▶ _Task objective_:
The records that follow should be retyped word for word.

= Beginning of Section =

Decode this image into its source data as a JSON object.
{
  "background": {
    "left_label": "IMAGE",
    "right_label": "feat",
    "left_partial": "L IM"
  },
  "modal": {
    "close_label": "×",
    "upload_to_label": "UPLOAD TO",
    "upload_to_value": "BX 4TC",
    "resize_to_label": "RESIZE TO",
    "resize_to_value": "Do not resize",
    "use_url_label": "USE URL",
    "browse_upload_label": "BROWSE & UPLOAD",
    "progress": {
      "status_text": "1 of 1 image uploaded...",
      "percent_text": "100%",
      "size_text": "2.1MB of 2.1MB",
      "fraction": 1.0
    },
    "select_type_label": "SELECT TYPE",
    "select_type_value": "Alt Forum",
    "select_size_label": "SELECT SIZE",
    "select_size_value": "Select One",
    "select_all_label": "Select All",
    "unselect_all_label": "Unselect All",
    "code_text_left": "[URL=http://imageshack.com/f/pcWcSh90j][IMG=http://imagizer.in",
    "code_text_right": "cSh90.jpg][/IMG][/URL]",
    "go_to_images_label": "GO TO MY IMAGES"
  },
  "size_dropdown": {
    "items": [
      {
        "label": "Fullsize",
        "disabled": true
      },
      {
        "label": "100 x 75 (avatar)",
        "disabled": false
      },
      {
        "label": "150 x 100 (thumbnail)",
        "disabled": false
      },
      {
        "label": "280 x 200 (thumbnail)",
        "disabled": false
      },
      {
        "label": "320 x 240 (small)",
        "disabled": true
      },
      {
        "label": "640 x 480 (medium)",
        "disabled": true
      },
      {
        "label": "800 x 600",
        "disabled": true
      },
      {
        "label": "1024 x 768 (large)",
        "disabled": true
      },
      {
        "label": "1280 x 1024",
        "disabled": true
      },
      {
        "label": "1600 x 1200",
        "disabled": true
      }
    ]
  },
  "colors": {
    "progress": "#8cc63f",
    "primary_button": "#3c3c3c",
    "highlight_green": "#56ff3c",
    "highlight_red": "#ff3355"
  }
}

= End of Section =

▶ _Output for this exercise_:
Decode this image into its source data as a JSON object.
{
  "background": {
    "left_label": "IMAGE",
    "right_label": "feat",
    "left_partial": "L IM"
  },
  "modal": {
    "close_label": "×",
    "upload_to_label": "UPLOAD TO",
    "upload_to_value": "BX 4TC",
    "resize_to_label": "RESIZE TO",
    "resize_to_value": "Do not resize",
    "use_url_label": "USE URL",
    "browse_upload_label": "BROWSE & UPLOAD",
    "progress": {
      "status_text": "1 of 1 image uploaded...",
      "percent_text": "100%",
      "size_text": "2.1MB of 2.1MB",
      "fraction": 1.0
    },
    "select_type_label": "SELECT TYPE",
    "select_type_value": "Alt Forum",
    "select_size_label": "SELECT SIZE",
    "select_size_value": "Select One",
    "select_all_label": "Select All",
    "unselect_all_label": "Unselect All",
    "code_text_left": "[URL=http://imageshack.com/f/pcWcSh90j][IMG=http://imagizer.in",
    "code_text_right": "cSh90.jpg][/IMG][/URL]",
    "go_to_images_label": "GO TO MY IMAGES"
  },
  "size_dropdown": {
    "items": [
      {
        "label": "Fullsize",
        "disabled": true
      },
      {
        "label": "100 x 75 (avatar)",
        "disabled": false
      },
      {
        "label": "150 x 100 (thumbnail)",
        "disabled": false
      },
      {
        "label": "280 x 200 (thumbnail)",
        "disabled": false
      },
      {
        "label": "320 x 240 (small)",
        "disabled": true
      },
      {
        "label": "640 x 480 (medium)",
        "disabled": true
      },
      {
        "label": "800 x 600",
        "disabled": true
      },
      {
        "label": "1024 x 768 (large)",
        "disabled": true
      },
      {
        "label": "1280 x 1024",
        "disabled": true
      },
      {
        "label": "1600 x 1200",
        "disabled": true
      }
    ]
  },
  "colors": {
    "progress": "#8cc63f",
    "primary_button": "#3c3c3c",
    "highlight_green": "#56ff3c",
    "highlight_red": "#ff3355"
  }
}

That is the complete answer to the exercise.